### DATASET RECORDS
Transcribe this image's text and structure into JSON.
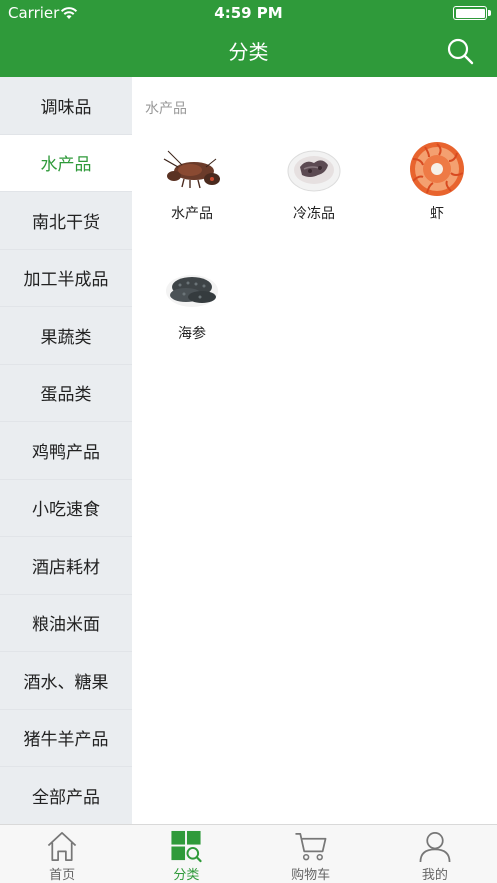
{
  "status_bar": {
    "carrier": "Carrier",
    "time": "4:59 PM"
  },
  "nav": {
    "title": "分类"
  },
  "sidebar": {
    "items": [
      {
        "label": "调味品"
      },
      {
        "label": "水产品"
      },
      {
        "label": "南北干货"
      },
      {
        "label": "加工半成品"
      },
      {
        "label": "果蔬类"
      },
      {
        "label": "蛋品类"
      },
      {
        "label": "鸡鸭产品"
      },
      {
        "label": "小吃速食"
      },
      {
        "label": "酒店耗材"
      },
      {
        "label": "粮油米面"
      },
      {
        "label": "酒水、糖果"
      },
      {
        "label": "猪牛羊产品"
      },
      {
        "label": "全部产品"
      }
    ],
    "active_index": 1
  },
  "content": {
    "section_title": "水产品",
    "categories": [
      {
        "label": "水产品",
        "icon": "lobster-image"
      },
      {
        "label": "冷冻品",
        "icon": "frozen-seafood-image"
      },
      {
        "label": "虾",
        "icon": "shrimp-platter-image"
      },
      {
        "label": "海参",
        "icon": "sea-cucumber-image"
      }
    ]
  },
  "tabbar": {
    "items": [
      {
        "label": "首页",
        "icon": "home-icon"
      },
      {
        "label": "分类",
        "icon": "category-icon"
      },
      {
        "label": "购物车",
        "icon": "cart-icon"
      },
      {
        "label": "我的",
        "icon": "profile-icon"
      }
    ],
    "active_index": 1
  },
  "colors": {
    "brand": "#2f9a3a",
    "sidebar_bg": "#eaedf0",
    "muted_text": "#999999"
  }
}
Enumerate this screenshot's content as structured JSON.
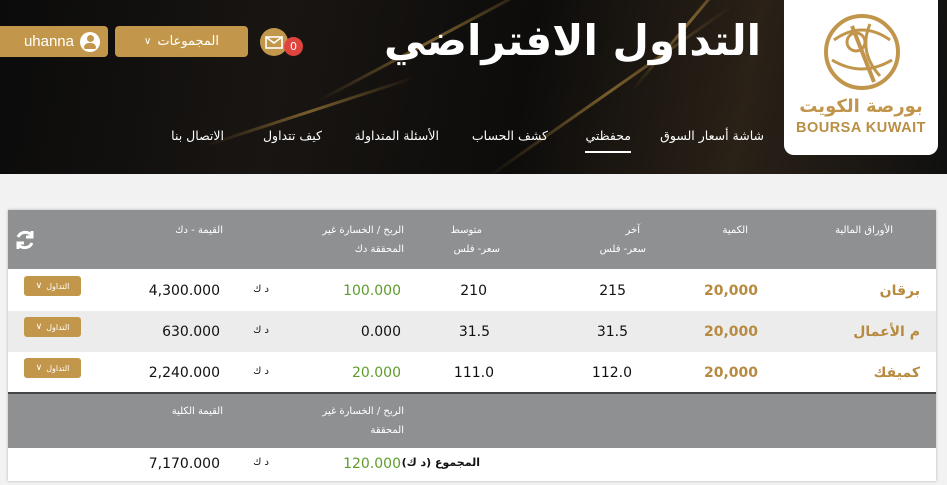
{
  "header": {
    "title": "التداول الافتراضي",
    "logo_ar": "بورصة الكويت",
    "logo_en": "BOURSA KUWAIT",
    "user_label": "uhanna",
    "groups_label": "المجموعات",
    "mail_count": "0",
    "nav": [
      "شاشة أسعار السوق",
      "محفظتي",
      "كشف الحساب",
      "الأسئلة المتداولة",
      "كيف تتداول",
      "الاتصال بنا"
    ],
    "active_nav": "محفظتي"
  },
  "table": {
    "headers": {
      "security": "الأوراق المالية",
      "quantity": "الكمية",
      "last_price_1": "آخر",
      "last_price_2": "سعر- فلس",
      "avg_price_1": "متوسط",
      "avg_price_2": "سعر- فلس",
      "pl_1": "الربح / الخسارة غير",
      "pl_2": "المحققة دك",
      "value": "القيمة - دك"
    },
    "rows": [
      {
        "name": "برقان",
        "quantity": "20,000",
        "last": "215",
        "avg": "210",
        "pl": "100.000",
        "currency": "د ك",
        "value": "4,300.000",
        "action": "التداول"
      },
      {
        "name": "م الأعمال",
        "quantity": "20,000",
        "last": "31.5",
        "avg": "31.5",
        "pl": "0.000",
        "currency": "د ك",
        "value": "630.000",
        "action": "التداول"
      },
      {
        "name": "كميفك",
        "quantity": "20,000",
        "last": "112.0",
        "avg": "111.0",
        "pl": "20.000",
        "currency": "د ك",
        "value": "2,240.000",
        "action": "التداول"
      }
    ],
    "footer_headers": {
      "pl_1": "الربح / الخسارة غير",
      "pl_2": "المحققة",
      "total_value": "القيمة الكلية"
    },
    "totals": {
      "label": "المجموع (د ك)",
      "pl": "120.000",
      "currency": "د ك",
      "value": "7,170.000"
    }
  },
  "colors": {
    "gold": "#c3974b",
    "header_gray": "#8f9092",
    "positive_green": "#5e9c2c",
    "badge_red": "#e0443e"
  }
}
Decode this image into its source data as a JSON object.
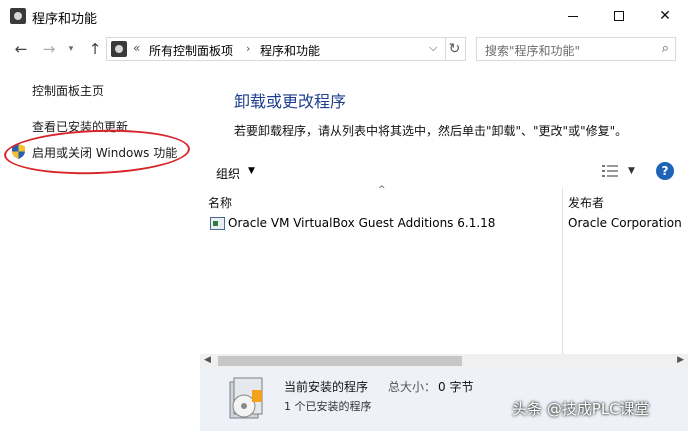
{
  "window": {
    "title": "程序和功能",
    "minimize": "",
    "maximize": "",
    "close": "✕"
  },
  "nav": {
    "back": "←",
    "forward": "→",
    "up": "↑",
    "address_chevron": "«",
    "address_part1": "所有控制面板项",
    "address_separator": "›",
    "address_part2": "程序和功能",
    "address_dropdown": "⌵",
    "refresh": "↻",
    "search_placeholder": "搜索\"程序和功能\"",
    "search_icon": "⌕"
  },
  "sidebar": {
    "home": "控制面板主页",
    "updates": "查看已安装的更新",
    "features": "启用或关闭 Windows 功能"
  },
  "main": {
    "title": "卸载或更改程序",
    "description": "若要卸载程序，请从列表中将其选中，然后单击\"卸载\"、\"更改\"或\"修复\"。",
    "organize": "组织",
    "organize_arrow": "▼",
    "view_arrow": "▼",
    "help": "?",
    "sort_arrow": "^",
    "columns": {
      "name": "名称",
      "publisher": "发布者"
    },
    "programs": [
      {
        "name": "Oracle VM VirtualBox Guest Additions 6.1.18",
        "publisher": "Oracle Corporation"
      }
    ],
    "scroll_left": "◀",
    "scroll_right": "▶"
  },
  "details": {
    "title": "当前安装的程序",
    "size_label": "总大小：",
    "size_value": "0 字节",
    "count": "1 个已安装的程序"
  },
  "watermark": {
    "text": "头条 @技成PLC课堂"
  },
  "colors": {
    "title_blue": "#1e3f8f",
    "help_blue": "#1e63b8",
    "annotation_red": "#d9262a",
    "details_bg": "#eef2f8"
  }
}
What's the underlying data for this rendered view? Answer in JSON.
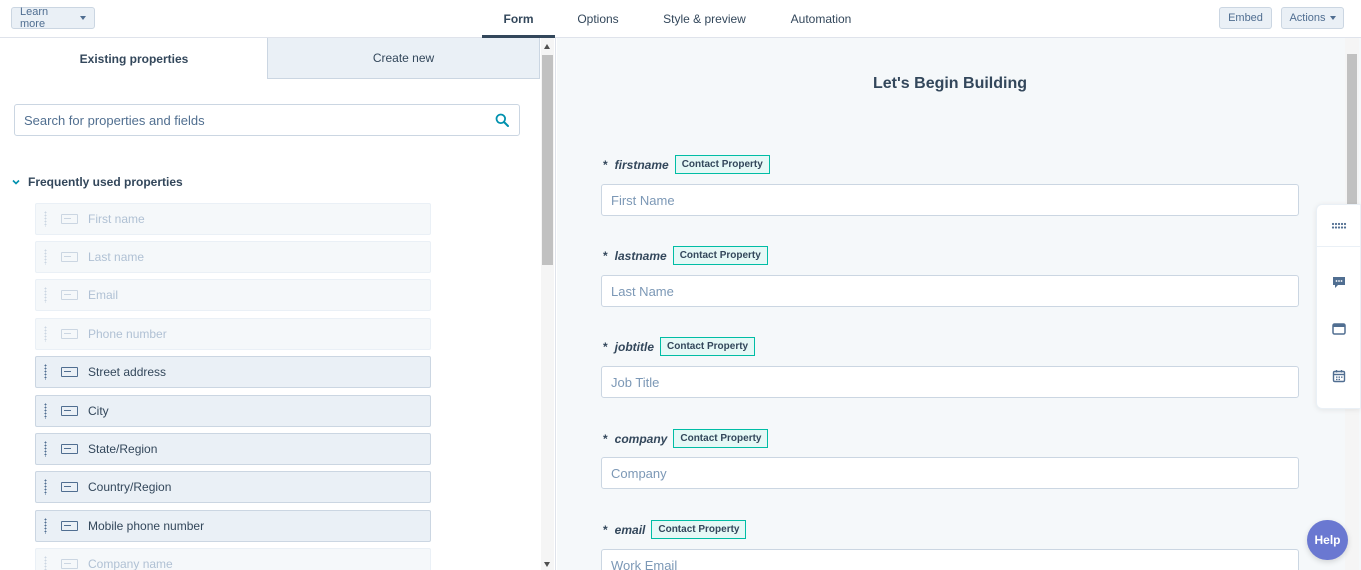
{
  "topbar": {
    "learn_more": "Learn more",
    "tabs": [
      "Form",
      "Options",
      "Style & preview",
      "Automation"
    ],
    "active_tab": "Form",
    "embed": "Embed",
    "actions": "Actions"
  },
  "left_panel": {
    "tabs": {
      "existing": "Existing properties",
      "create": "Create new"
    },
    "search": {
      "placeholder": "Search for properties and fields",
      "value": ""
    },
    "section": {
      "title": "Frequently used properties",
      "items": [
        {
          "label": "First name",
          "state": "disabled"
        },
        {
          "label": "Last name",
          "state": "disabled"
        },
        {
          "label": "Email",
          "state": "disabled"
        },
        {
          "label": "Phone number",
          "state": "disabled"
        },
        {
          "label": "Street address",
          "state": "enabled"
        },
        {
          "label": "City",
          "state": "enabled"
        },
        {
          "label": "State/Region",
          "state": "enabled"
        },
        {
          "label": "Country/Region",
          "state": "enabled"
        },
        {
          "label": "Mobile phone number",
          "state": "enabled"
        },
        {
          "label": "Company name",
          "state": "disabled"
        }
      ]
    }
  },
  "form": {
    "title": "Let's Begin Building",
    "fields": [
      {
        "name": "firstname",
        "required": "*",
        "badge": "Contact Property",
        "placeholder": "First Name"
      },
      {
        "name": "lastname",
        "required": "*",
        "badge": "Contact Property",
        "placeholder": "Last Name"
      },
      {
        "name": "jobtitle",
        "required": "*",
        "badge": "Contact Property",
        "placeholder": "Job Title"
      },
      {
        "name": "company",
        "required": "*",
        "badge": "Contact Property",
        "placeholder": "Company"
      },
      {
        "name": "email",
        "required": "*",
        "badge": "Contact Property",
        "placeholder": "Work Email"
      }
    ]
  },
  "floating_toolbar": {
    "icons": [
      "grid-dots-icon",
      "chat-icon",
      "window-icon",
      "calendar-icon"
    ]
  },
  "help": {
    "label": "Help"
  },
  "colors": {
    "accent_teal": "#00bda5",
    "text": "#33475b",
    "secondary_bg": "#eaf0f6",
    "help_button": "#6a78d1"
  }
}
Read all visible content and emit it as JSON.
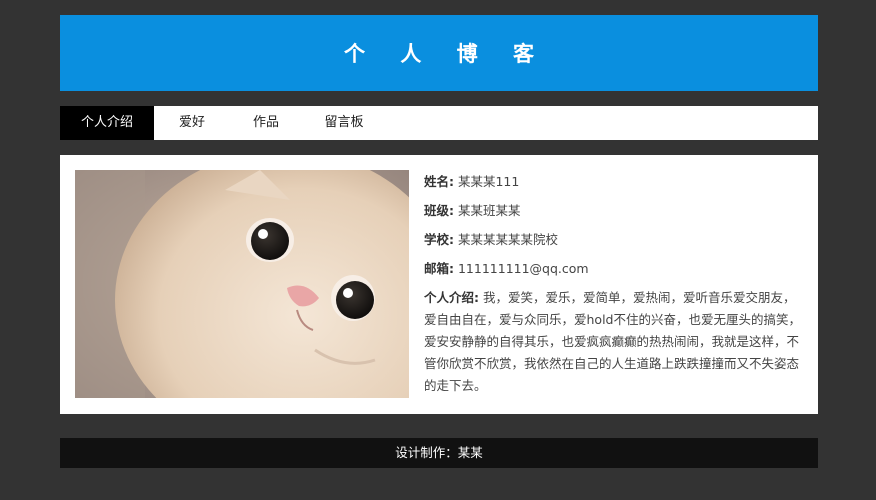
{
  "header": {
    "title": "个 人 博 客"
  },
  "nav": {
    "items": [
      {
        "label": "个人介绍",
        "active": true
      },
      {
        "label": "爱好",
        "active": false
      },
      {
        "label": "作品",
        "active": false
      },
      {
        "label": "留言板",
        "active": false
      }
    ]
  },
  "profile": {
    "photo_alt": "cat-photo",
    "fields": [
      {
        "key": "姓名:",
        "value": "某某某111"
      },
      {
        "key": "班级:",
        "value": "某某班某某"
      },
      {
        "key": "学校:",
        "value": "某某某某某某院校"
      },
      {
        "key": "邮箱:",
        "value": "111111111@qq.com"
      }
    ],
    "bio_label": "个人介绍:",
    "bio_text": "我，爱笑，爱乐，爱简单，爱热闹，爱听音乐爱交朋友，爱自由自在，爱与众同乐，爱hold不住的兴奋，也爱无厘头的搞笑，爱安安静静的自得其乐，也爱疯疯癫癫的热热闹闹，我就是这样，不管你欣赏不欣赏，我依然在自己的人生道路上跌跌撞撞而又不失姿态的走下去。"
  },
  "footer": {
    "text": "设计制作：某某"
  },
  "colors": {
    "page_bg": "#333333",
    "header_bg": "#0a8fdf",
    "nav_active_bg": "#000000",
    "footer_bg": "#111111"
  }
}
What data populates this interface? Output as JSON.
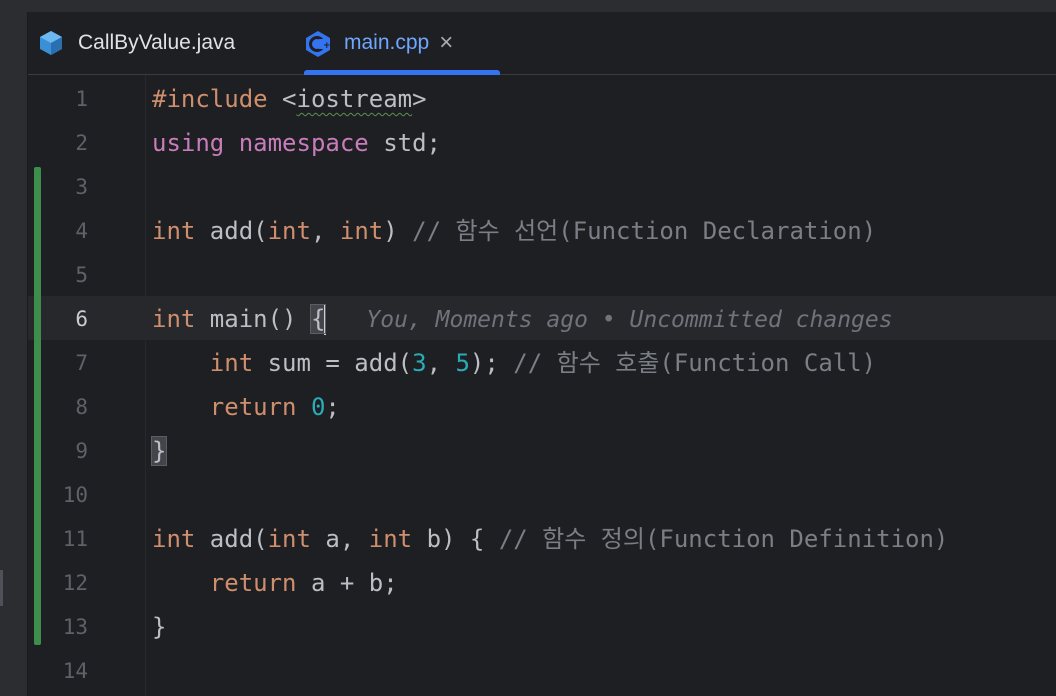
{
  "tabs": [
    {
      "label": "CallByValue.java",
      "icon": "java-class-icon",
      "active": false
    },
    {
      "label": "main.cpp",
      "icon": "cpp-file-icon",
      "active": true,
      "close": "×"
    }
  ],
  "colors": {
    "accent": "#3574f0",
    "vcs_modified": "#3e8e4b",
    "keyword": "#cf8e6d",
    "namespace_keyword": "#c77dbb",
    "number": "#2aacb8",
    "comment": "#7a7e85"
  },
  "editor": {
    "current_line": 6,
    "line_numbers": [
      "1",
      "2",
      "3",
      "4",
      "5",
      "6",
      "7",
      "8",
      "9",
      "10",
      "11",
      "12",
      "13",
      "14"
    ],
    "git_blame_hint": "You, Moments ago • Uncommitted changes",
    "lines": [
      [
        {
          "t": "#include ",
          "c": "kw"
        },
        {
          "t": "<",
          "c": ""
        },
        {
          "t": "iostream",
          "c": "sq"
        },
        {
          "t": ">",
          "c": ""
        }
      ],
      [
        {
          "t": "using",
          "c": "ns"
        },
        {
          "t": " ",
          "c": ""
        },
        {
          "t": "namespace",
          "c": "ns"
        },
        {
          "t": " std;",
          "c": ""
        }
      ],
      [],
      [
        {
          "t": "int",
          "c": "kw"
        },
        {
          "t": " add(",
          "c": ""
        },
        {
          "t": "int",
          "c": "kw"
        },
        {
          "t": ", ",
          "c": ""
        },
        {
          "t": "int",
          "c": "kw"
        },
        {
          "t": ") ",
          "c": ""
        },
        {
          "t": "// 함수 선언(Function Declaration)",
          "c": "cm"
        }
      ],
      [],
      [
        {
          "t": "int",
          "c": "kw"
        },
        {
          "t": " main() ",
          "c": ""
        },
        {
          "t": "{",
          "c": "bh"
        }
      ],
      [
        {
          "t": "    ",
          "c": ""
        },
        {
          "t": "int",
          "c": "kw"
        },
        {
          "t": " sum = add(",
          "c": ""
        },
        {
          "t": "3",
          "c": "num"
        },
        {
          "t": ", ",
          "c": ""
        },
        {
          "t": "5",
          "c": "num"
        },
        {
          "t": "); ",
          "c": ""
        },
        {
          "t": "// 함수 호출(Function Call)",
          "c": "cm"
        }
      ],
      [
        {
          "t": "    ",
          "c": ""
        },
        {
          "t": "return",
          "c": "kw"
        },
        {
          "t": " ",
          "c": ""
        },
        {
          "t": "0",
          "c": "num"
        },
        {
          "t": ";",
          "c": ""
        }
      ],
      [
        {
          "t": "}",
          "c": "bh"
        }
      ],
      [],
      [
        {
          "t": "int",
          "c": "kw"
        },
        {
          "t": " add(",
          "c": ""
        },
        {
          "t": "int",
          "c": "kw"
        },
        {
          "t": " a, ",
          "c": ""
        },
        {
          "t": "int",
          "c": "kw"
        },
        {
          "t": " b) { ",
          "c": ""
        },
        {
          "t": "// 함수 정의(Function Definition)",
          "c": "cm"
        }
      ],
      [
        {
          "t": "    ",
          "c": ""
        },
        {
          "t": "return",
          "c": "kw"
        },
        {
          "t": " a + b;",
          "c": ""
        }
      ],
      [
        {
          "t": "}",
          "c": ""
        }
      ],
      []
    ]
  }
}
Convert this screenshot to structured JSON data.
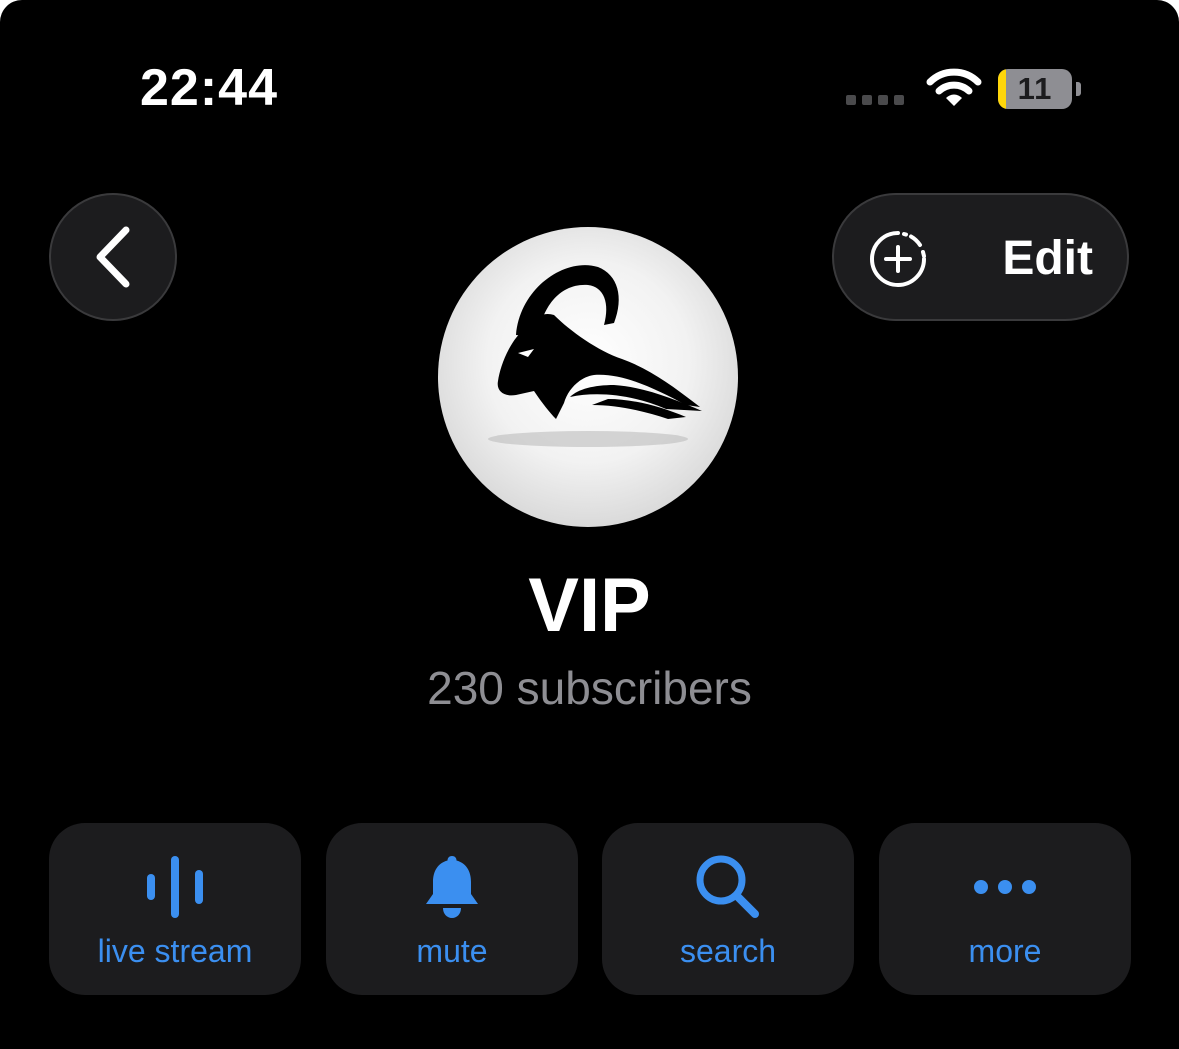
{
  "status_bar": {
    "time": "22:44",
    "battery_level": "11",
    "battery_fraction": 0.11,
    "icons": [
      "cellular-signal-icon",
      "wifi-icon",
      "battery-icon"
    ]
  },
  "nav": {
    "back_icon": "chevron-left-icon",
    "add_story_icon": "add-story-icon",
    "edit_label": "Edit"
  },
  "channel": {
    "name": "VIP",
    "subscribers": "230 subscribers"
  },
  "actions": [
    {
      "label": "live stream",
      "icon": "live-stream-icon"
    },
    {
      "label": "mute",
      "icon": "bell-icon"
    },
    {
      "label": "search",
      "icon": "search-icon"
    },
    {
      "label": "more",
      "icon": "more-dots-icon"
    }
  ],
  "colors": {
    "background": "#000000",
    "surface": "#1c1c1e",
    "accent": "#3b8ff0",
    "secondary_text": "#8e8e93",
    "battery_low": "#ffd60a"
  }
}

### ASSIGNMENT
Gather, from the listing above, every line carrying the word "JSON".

### ANSWER SPACE
Transcribe this image's text and structure into JSON.
Enumerate this screenshot's content as structured JSON.
Decode this image into its source data as a JSON object.
What's the underlying data for this rendered view? Answer in JSON.
Read all visible content and emit it as JSON.
What data populates this interface? Output as JSON.
Convert this screenshot to structured JSON data.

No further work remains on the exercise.